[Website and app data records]
------------------------

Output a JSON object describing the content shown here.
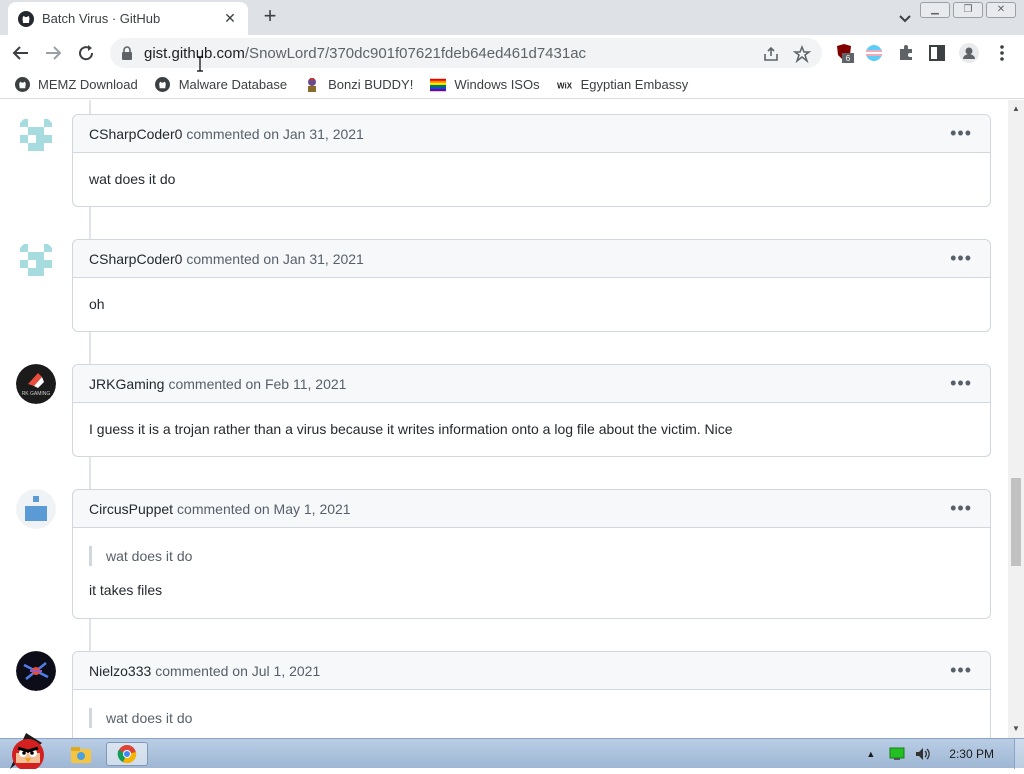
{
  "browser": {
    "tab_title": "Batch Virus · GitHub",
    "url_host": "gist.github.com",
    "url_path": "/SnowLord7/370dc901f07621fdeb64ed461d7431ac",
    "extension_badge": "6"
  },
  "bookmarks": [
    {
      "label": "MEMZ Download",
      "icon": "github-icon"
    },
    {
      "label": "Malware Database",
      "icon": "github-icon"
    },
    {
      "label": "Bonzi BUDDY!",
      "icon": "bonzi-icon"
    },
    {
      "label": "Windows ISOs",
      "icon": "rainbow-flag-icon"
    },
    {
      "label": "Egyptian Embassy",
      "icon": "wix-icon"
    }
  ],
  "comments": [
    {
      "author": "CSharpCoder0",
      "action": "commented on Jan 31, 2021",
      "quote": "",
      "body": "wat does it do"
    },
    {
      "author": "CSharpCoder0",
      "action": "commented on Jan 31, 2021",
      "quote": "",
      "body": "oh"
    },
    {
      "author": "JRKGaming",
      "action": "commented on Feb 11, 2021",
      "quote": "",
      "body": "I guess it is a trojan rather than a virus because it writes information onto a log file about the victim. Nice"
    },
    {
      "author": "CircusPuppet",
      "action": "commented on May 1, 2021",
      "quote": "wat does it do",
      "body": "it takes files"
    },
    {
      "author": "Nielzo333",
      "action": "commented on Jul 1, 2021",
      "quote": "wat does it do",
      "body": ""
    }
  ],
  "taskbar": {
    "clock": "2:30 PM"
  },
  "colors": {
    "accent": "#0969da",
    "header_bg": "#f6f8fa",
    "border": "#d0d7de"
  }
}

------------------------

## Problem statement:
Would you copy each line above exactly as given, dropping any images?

## Task answer:
Output a JSON object describing the content shown here.
{
  "browser": {
    "tab_title": "Batch Virus · GitHub",
    "url_host": "gist.github.com",
    "url_path": "/SnowLord7/370dc901f07621fdeb64ed461d7431ac",
    "extension_badge": "6"
  },
  "bookmarks": [
    {
      "label": "MEMZ Download",
      "icon": "github-icon"
    },
    {
      "label": "Malware Database",
      "icon": "github-icon"
    },
    {
      "label": "Bonzi BUDDY!",
      "icon": "bonzi-icon"
    },
    {
      "label": "Windows ISOs",
      "icon": "rainbow-flag-icon"
    },
    {
      "label": "Egyptian Embassy",
      "icon": "wix-icon"
    }
  ],
  "comments": [
    {
      "author": "CSharpCoder0",
      "action": "commented on Jan 31, 2021",
      "quote": "",
      "body": "wat does it do"
    },
    {
      "author": "CSharpCoder0",
      "action": "commented on Jan 31, 2021",
      "quote": "",
      "body": "oh"
    },
    {
      "author": "JRKGaming",
      "action": "commented on Feb 11, 2021",
      "quote": "",
      "body": "I guess it is a trojan rather than a virus because it writes information onto a log file about the victim. Nice"
    },
    {
      "author": "CircusPuppet",
      "action": "commented on May 1, 2021",
      "quote": "wat does it do",
      "body": "it takes files"
    },
    {
      "author": "Nielzo333",
      "action": "commented on Jul 1, 2021",
      "quote": "wat does it do",
      "body": ""
    }
  ],
  "taskbar": {
    "clock": "2:30 PM"
  },
  "colors": {
    "accent": "#0969da",
    "header_bg": "#f6f8fa",
    "border": "#d0d7de"
  }
}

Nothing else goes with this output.